Dataset rows describing interfaces:
<<<<

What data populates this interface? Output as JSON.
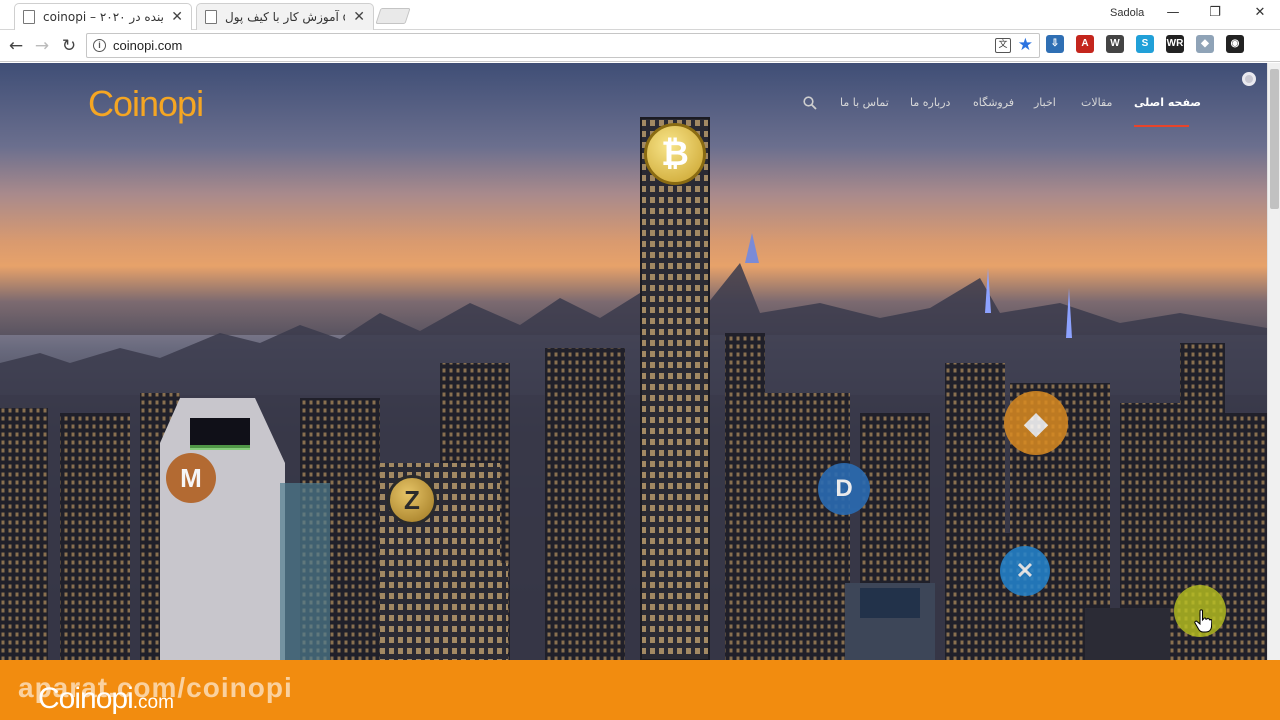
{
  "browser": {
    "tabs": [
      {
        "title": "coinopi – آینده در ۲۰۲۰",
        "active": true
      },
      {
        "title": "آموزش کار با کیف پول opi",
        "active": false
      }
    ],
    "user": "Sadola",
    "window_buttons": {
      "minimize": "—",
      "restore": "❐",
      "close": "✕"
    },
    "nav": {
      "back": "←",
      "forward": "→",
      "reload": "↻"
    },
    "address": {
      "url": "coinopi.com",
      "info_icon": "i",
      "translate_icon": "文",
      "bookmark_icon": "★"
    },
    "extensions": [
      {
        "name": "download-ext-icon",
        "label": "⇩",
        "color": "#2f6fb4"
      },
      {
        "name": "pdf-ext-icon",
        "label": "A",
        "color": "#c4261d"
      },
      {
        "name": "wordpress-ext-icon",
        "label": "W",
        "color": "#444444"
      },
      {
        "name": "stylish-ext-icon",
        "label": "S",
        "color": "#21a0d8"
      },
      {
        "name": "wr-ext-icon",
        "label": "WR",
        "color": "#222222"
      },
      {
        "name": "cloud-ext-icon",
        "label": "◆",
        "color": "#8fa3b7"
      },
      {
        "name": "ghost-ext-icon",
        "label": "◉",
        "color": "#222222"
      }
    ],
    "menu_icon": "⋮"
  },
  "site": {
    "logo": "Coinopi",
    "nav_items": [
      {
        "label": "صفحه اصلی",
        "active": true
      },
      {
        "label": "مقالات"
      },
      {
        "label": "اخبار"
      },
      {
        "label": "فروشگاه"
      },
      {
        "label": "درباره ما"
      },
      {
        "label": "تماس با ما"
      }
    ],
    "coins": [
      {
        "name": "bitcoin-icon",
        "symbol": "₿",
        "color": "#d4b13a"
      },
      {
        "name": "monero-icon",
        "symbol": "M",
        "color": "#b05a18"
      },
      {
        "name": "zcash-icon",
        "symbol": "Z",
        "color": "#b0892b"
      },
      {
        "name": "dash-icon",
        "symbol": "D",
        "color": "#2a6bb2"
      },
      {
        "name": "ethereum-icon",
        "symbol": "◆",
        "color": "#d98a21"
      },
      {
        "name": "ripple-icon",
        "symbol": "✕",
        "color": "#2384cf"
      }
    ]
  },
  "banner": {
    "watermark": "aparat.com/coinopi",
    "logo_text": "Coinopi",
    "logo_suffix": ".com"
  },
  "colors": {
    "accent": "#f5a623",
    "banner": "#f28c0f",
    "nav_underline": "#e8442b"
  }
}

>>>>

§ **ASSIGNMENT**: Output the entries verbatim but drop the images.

§ **OUTPUT FOR THIS EXERCISE**:
What data populates this interface? Output as JSON.
{
  "browser": {
    "tabs": [
      {
        "title": "coinopi – آینده در ۲۰۲۰",
        "active": true
      },
      {
        "title": "آموزش کار با کیف پول opi",
        "active": false
      }
    ],
    "user": "Sadola",
    "window_buttons": {
      "minimize": "—",
      "restore": "❐",
      "close": "✕"
    },
    "nav": {
      "back": "←",
      "forward": "→",
      "reload": "↻"
    },
    "address": {
      "url": "coinopi.com",
      "info_icon": "i",
      "translate_icon": "文",
      "bookmark_icon": "★"
    },
    "extensions": [
      {
        "name": "download-ext-icon",
        "label": "⇩",
        "color": "#2f6fb4"
      },
      {
        "name": "pdf-ext-icon",
        "label": "A",
        "color": "#c4261d"
      },
      {
        "name": "wordpress-ext-icon",
        "label": "W",
        "color": "#444444"
      },
      {
        "name": "stylish-ext-icon",
        "label": "S",
        "color": "#21a0d8"
      },
      {
        "name": "wr-ext-icon",
        "label": "WR",
        "color": "#222222"
      },
      {
        "name": "cloud-ext-icon",
        "label": "◆",
        "color": "#8fa3b7"
      },
      {
        "name": "ghost-ext-icon",
        "label": "◉",
        "color": "#222222"
      }
    ],
    "menu_icon": "⋮"
  },
  "site": {
    "logo": "Coinopi",
    "nav_items": [
      {
        "label": "صفحه اصلی",
        "active": true
      },
      {
        "label": "مقالات"
      },
      {
        "label": "اخبار"
      },
      {
        "label": "فروشگاه"
      },
      {
        "label": "درباره ما"
      },
      {
        "label": "تماس با ما"
      }
    ],
    "coins": [
      {
        "name": "bitcoin-icon",
        "symbol": "₿",
        "color": "#d4b13a"
      },
      {
        "name": "monero-icon",
        "symbol": "M",
        "color": "#b05a18"
      },
      {
        "name": "zcash-icon",
        "symbol": "Z",
        "color": "#b0892b"
      },
      {
        "name": "dash-icon",
        "symbol": "D",
        "color": "#2a6bb2"
      },
      {
        "name": "ethereum-icon",
        "symbol": "◆",
        "color": "#d98a21"
      },
      {
        "name": "ripple-icon",
        "symbol": "✕",
        "color": "#2384cf"
      }
    ]
  },
  "banner": {
    "watermark": "aparat.com/coinopi",
    "logo_text": "Coinopi",
    "logo_suffix": ".com"
  },
  "colors": {
    "accent": "#f5a623",
    "banner": "#f28c0f",
    "nav_underline": "#e8442b"
  }
}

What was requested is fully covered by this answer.